## TASK OBJECTIVE
Every line of the entries below that mentions "EimerTunes" is to be copied out.

## TASK DATA
++++++++
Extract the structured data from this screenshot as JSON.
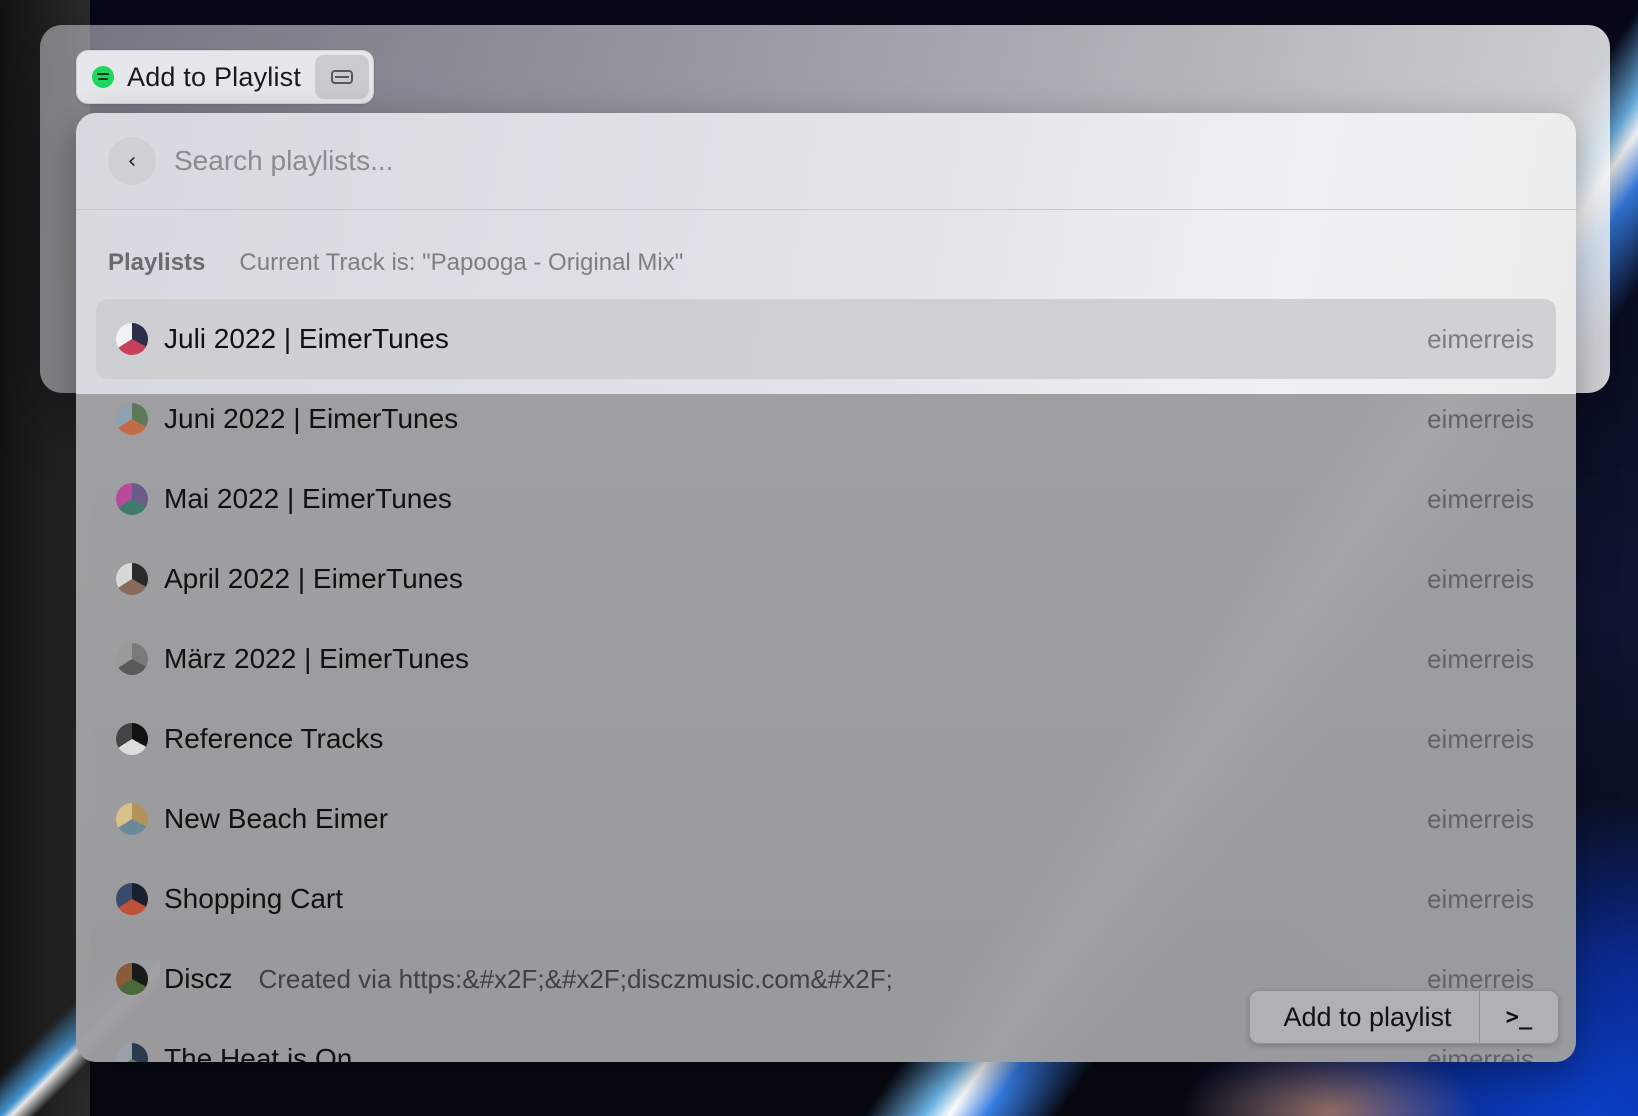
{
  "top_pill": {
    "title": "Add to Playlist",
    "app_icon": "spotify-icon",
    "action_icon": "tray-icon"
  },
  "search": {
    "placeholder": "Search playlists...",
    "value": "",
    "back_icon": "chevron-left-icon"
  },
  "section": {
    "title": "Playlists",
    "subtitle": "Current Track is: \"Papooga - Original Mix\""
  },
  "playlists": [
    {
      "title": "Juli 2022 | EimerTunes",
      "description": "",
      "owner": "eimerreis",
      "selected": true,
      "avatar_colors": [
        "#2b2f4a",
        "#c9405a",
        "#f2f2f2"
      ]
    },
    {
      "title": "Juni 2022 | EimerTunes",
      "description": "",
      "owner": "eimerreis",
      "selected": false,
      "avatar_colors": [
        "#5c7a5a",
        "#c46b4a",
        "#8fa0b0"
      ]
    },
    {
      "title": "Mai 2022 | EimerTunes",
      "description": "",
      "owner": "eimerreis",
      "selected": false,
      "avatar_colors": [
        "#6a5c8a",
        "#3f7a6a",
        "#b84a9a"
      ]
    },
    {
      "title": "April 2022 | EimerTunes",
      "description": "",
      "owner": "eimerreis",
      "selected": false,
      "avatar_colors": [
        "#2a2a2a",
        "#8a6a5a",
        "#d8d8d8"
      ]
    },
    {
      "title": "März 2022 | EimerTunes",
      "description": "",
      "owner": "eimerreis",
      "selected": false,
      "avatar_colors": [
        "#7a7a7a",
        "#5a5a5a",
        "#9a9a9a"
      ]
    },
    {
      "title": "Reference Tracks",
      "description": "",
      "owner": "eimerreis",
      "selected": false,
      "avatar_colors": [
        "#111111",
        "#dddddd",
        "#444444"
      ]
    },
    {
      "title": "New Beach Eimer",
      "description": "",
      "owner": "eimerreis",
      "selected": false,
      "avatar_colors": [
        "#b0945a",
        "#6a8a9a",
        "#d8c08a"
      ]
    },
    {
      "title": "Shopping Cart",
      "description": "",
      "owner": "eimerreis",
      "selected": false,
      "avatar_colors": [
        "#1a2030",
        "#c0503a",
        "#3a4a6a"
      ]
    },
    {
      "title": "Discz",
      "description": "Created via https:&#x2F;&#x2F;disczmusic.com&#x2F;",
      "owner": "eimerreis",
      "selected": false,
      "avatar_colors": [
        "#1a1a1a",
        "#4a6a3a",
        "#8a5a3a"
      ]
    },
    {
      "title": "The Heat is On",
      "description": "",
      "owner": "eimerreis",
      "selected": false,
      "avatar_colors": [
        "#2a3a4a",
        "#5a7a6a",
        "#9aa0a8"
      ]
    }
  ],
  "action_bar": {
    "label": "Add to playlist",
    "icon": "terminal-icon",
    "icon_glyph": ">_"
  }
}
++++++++
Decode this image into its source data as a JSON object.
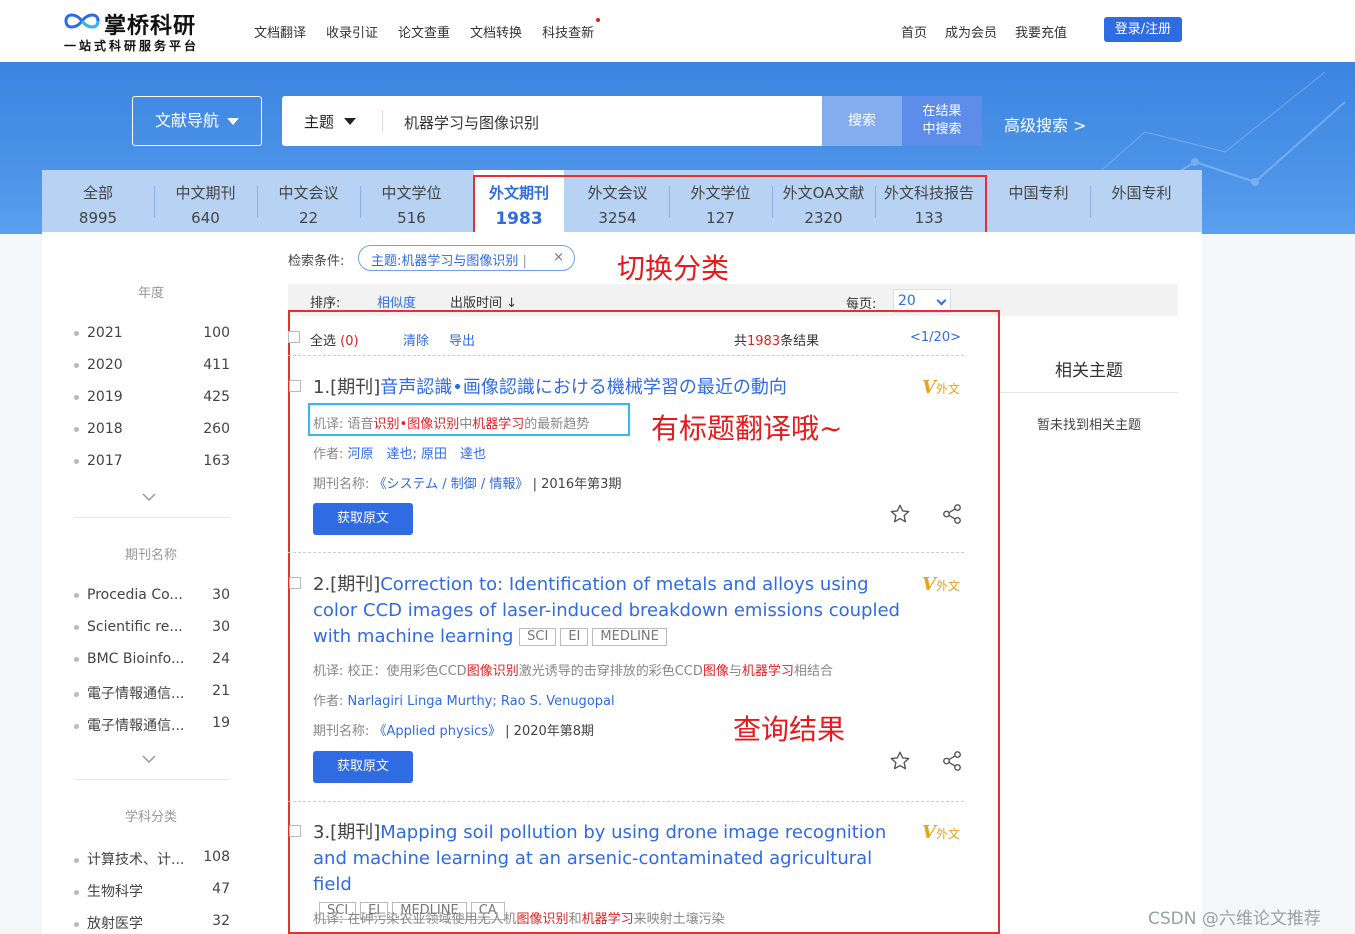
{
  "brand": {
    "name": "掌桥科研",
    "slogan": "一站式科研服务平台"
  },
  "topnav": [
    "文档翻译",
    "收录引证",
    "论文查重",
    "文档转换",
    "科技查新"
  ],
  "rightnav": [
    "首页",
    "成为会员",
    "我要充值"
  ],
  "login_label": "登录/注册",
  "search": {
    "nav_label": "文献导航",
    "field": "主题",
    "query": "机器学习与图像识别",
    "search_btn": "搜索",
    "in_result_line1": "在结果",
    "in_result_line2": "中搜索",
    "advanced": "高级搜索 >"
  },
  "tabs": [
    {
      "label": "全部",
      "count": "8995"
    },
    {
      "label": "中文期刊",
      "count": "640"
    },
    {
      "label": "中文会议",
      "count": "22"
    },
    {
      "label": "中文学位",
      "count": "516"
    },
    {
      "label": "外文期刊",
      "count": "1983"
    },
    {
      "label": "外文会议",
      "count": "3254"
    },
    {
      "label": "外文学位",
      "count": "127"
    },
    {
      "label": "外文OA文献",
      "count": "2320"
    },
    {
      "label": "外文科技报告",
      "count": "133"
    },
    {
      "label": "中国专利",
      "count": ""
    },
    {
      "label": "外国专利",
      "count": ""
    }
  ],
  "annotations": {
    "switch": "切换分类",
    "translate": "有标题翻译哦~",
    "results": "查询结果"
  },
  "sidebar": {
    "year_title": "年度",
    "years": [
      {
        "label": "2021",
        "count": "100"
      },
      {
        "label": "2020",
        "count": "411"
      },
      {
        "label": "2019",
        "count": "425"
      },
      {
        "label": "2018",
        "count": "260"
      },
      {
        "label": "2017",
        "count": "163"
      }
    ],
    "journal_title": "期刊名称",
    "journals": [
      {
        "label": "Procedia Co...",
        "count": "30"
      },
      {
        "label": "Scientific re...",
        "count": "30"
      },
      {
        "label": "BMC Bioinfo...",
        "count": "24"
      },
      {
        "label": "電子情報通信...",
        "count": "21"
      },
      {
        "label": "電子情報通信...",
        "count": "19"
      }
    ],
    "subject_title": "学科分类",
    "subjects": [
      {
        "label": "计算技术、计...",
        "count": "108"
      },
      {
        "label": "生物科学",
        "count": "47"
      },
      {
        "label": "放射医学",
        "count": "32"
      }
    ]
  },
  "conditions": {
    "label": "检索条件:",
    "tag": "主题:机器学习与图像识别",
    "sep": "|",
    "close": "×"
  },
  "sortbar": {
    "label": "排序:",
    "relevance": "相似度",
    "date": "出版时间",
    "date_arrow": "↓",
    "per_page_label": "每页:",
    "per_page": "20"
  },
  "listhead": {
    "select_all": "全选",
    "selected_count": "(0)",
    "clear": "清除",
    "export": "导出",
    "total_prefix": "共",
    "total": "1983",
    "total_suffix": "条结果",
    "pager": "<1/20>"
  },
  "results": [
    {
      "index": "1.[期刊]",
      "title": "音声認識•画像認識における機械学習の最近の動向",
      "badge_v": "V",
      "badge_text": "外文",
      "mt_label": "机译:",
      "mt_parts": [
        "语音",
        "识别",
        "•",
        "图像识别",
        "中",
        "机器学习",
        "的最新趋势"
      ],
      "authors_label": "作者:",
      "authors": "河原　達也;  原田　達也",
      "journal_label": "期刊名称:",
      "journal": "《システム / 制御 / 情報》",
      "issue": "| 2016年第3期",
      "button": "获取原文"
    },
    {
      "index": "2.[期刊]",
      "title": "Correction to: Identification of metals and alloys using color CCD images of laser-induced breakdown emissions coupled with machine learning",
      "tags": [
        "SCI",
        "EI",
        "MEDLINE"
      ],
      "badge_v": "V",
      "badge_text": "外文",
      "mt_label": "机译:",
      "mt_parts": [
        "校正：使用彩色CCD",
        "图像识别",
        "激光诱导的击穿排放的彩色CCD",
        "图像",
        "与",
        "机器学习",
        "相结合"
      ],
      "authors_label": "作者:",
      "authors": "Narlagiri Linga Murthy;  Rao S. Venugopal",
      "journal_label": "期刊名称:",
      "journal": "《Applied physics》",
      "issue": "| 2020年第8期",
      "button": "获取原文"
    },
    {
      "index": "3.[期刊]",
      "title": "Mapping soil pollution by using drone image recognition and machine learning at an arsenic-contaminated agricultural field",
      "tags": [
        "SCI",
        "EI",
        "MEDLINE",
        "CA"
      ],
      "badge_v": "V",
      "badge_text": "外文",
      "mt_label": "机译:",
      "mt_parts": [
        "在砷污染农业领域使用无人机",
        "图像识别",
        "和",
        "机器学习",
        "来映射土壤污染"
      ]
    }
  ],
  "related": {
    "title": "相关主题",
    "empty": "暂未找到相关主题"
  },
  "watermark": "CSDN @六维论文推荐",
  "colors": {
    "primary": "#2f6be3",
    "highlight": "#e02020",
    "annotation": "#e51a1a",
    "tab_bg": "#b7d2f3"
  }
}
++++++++
## SOLUTION TO THE EXERCISE
      "title": "Juli 2022 | EimerTunes",
      "title": "Juni 2022 | EimerTunes",
      "title": "Mai 2022 | EimerTunes",
      "title": "April 2022 | EimerTunes",
      "title": "März 2022 | EimerTunes",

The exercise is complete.